“We the best defense in the Big 12,” Perkins said. “That’s all.”
This week, cornerback Tre Brown agreed with Perkins’ statement, and said Perkins’ return from suspension is a big reason why.
“He’s a force,” Brown said. “Just to have the whole defense back as a group and him being the leader he is and see him making plays and being like a strike of lightning, we all just feed off of that and keeps everybody going.”
Half of Perkins’ 13 tackles have gone for a loss, with 3.5 sacks. He’s already — even with missing five games — third on the team in sacks behind only Nik Bonitto and Isaiah Thomas.
Freshman cornerback D.J. Graham’s playing time has expanded in recent weeks.
But when Graham was being recruited out of Fort Worth’s Keller Central, he was primarily being recruited as a wide receiver.
Riley said there was no major convincing that had to be done to get Graham on the defensive side.
“We knew that either way it played out, he was going to have a chance to help our program and help our team,” Riley said. “I don’t know that it was ever convincing. We just continually had talks with D.J. and his family as the recruitment process went on. Even after he decided to come to OU we had those talks.”
The Sooners had a more pressing need in the secondary.

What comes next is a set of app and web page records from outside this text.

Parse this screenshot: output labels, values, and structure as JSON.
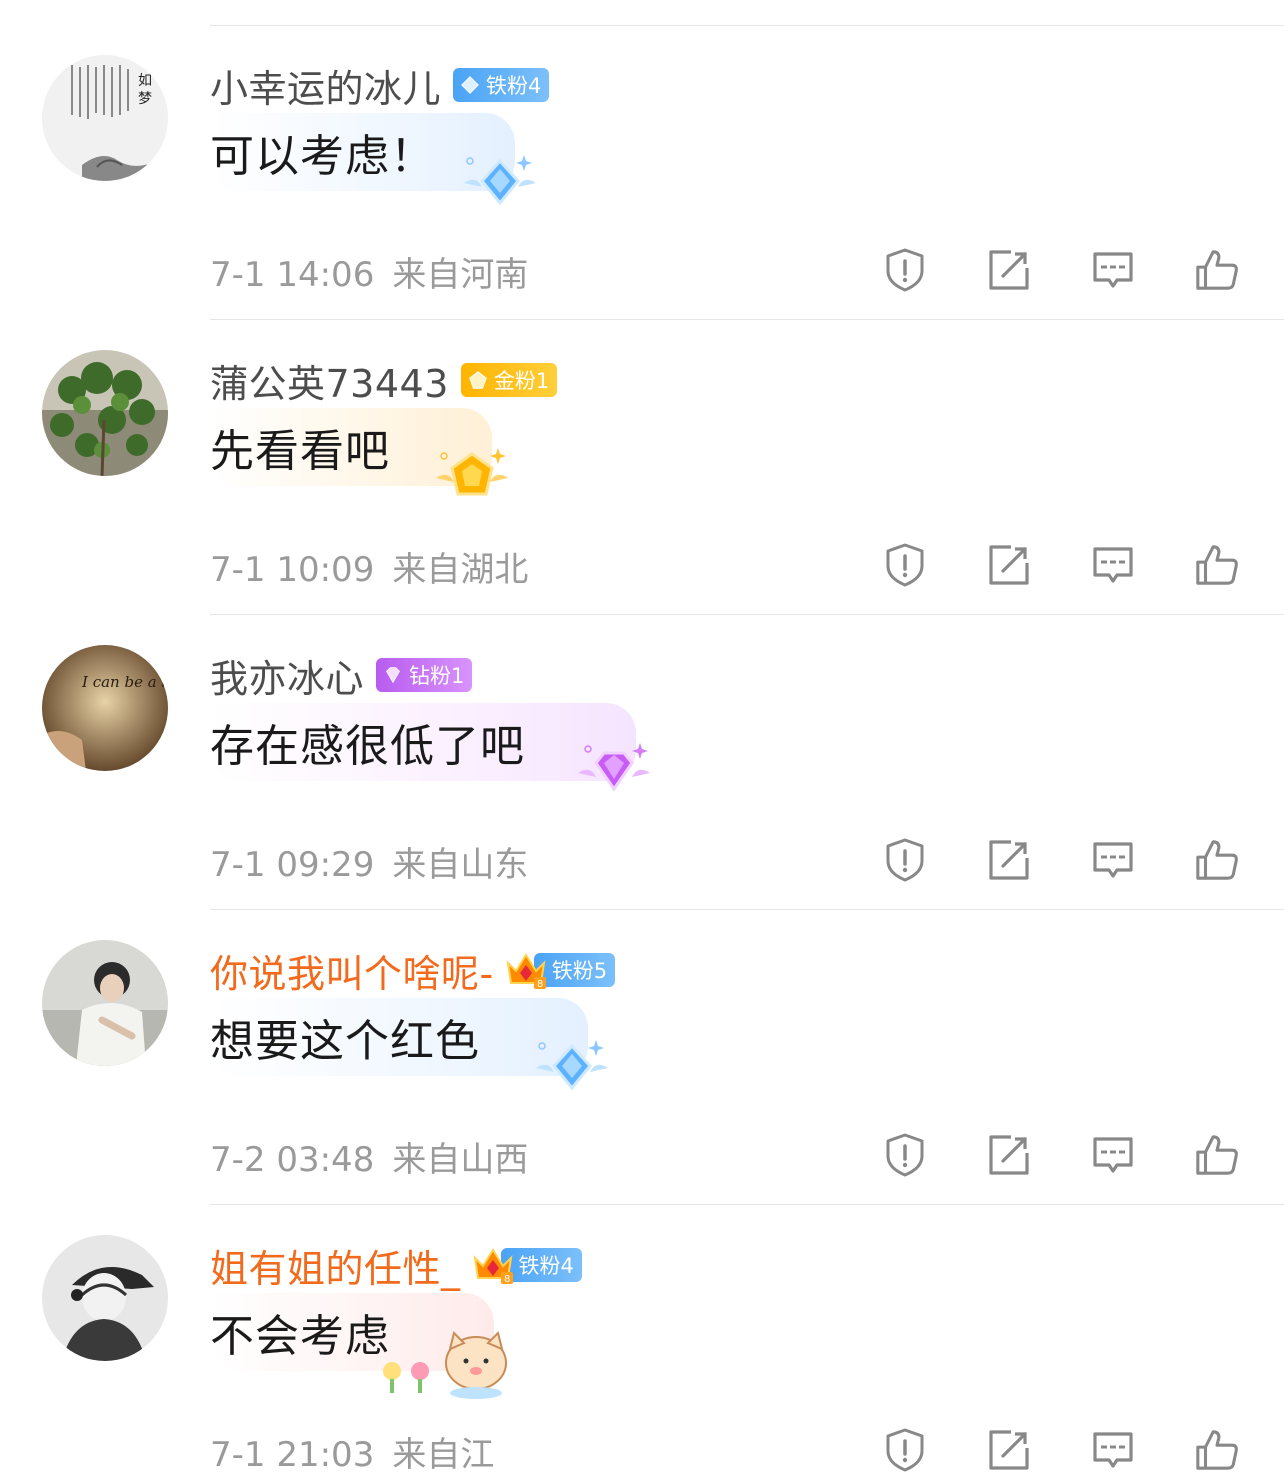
{
  "comments": [
    {
      "username": "小幸运的冰儿",
      "badge": "铁粉4",
      "badge_type": "iron",
      "text": "可以考虑！",
      "date": "7-1 14:06",
      "location": "来自河南",
      "avatar": "ink-painting-calligraphy",
      "bubble_style": "blue-diamond"
    },
    {
      "username": "蒲公英73443",
      "badge": "金粉1",
      "badge_type": "gold",
      "text": "先看看吧",
      "date": "7-1 10:09",
      "location": "来自湖北",
      "avatar": "green-tree-leaves",
      "bubble_style": "gold-gem"
    },
    {
      "username": "我亦冰心",
      "badge": "钻粉1",
      "badge_type": "diamond",
      "text": "存在感很低了吧",
      "date": "7-1 09:29",
      "location": "来自山东",
      "avatar": "handwritten-note",
      "avatar_text": "I can be a better me.",
      "bubble_style": "purple-gem"
    },
    {
      "username": "你说我叫个啥呢-",
      "badge": "铁粉5",
      "badge_type": "iron",
      "vip_crown": true,
      "text": "想要这个红色",
      "date": "7-2 03:48",
      "location": "来自山西",
      "avatar": "person-photo",
      "bubble_style": "blue-diamond"
    },
    {
      "username": "姐有姐的任性_",
      "badge": "铁粉4",
      "badge_type": "iron",
      "vip_crown": true,
      "text": "不会考虑",
      "date": "7-1 21:03",
      "location": "来自江苏",
      "location_visible": "来自江",
      "avatar": "masked-person-cap",
      "bubble_style": "cat-sticker"
    }
  ],
  "actions": [
    "report-icon",
    "share-icon",
    "comment-icon",
    "like-icon"
  ],
  "colors": {
    "vip_name": "#f26b1d",
    "name": "#4d4d4d",
    "meta": "#9a9a9a",
    "iron_badge": "#4aa3f5",
    "gold_badge": "#ffb400",
    "diamond_badge": "#b85cf0"
  }
}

“He had a good skill set for both, but it centered around where we thought he had a chance to make an impact quickest,” Riley said. “You’re seeing some of that talent start to show up on the field because of confidence, being able to stay on the practice field improving, and he’s played aggressive in games.”